> **Data for analysis**:
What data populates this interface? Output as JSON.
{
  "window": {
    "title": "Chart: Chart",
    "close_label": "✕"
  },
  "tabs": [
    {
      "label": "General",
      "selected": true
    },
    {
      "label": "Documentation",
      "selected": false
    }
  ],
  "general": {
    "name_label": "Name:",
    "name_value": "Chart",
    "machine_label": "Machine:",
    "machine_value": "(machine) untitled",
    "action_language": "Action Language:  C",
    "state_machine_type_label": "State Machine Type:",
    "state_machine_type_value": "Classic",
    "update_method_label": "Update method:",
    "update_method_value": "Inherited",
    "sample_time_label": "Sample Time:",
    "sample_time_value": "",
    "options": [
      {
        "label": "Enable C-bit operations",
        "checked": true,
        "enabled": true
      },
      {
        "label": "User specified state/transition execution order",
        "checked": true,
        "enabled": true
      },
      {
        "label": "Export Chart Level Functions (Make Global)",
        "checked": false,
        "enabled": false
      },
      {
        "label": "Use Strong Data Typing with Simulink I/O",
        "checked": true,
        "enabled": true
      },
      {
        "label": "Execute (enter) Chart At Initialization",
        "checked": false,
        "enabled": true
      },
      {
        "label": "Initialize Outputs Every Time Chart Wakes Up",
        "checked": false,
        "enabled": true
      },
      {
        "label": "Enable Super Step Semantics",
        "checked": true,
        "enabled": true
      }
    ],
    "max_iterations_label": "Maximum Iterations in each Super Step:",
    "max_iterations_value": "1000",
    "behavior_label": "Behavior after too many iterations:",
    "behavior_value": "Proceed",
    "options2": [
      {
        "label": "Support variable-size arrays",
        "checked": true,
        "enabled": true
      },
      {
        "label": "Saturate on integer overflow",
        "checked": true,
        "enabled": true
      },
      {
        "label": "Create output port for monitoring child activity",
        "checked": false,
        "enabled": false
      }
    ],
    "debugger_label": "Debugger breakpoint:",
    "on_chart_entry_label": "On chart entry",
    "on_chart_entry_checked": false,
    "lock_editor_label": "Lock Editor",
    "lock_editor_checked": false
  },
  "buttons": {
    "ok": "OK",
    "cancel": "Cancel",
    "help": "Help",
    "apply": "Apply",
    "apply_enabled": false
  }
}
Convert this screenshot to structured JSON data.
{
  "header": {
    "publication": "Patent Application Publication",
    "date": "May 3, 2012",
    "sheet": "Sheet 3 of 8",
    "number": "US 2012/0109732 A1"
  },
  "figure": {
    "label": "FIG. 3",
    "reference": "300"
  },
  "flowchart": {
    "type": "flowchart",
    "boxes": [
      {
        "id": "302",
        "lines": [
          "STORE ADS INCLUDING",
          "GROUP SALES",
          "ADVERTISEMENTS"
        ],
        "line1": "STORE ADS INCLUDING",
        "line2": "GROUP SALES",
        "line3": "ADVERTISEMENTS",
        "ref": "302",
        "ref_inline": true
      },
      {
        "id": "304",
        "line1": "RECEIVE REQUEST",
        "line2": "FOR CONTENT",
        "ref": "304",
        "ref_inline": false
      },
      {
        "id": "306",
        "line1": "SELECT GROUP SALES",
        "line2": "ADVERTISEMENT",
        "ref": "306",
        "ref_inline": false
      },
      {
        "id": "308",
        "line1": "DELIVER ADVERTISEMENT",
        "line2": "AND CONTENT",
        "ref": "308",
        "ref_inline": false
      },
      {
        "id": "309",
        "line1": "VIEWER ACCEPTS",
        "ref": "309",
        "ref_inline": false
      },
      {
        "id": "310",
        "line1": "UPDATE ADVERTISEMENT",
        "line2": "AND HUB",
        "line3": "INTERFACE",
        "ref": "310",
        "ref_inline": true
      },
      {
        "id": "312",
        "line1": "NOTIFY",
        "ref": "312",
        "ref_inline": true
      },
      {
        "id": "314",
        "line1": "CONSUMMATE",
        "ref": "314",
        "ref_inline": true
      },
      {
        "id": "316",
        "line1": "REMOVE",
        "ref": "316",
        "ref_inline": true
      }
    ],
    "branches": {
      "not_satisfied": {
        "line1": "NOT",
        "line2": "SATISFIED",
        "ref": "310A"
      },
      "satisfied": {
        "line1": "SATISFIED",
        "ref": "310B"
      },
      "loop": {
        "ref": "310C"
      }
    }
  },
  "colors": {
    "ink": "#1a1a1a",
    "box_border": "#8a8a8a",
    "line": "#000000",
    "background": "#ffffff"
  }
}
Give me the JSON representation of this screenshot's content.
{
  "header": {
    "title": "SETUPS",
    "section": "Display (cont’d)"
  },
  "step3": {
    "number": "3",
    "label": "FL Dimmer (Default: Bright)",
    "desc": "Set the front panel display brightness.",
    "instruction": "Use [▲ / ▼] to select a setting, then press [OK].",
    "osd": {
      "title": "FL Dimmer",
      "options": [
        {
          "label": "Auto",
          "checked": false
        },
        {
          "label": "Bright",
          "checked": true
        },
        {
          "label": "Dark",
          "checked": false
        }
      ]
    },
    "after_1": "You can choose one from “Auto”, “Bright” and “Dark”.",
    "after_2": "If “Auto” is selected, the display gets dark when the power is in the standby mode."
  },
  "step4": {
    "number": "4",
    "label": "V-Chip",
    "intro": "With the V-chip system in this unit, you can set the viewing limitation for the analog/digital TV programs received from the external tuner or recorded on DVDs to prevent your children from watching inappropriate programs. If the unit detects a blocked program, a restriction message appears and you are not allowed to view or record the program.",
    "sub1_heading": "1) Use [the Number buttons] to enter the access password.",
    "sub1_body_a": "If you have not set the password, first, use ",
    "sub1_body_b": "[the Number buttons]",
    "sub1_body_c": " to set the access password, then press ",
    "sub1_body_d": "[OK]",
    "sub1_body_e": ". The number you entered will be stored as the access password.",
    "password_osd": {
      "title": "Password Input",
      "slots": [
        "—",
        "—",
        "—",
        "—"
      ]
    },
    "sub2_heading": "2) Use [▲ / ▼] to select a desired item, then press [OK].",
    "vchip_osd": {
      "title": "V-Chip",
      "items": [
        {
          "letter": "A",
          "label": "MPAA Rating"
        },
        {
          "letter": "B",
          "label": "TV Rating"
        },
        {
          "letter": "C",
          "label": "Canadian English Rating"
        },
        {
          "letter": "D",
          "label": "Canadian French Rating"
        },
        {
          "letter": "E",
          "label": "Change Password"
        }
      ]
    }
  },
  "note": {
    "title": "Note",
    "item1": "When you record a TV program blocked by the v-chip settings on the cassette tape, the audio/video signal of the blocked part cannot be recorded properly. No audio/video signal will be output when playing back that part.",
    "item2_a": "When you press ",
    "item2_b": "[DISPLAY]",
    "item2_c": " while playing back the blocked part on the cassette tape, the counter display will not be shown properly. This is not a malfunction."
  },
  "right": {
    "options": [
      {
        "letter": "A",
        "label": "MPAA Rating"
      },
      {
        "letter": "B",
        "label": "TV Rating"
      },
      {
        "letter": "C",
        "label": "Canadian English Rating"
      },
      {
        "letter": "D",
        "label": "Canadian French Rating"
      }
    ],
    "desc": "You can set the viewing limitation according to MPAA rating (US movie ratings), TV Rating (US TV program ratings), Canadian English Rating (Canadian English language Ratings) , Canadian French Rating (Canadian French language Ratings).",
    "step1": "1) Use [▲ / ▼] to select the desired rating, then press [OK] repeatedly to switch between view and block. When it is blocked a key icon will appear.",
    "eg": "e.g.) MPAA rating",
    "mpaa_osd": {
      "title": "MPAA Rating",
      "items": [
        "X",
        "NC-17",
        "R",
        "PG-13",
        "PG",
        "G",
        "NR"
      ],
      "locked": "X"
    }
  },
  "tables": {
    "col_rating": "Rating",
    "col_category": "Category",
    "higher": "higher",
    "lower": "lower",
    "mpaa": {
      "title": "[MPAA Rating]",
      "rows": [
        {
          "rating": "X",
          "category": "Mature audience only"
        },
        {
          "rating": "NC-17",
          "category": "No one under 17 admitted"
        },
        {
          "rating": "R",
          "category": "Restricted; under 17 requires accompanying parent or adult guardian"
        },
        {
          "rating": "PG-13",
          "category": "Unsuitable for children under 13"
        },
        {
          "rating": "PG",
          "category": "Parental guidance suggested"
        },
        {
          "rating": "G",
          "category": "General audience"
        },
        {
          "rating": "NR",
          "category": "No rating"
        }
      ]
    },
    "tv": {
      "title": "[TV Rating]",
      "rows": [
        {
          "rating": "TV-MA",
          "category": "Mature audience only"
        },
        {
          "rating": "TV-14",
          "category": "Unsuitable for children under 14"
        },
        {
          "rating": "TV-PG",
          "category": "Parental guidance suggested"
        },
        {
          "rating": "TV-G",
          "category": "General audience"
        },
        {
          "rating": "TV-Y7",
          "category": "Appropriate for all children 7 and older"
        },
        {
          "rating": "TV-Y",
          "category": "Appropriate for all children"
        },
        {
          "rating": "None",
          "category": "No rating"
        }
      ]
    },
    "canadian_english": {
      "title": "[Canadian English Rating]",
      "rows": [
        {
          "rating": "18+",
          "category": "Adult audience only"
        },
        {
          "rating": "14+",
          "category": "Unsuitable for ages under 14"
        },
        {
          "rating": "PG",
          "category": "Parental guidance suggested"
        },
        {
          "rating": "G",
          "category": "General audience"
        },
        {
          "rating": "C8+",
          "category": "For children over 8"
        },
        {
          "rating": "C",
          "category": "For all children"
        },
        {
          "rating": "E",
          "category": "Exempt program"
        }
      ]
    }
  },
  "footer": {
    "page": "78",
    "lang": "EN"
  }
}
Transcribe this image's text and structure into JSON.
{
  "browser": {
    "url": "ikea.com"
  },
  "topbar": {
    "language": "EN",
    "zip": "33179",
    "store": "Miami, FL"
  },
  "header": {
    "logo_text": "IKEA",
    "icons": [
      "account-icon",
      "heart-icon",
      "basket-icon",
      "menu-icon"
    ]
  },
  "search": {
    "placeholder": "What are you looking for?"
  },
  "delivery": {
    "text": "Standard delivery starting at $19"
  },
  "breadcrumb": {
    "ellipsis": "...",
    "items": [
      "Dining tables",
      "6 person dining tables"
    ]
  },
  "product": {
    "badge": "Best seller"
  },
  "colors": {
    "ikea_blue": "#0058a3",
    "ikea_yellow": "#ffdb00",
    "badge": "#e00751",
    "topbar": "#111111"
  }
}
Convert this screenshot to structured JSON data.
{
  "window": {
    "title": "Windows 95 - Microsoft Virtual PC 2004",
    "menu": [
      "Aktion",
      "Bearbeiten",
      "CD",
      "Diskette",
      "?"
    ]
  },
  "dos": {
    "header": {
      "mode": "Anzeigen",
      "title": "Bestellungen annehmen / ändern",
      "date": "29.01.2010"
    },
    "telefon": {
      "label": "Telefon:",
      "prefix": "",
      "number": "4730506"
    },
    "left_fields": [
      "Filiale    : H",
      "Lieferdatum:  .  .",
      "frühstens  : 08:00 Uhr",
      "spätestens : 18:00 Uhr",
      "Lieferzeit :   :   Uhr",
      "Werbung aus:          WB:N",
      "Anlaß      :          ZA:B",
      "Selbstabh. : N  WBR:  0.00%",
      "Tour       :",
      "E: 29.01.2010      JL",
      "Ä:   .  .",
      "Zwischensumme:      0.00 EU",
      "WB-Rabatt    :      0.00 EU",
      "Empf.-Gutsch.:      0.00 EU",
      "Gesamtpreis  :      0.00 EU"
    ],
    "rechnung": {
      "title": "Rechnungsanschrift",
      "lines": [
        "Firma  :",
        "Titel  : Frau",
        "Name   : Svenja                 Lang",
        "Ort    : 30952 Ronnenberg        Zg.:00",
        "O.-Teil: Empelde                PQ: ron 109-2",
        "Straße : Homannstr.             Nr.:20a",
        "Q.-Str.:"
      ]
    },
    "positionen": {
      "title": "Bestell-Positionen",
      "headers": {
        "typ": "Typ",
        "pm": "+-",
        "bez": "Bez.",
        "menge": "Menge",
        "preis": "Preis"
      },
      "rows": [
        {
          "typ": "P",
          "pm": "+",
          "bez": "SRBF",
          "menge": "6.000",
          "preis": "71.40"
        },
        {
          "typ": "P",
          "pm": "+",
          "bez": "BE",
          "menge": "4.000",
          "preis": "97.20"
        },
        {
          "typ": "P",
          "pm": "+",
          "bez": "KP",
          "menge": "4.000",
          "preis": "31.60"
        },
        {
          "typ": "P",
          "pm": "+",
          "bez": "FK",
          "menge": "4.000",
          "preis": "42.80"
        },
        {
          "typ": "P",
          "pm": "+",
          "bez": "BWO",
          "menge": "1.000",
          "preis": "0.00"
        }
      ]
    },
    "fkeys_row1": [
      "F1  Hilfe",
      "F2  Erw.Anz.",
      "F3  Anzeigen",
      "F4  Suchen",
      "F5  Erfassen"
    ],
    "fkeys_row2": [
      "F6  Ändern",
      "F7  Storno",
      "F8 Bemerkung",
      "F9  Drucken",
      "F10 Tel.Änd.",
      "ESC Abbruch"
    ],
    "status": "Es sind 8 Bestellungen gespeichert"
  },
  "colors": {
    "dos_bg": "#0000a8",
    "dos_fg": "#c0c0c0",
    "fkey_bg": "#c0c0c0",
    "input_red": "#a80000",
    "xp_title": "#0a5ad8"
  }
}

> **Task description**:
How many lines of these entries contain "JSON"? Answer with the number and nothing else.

> **Answer below**:
5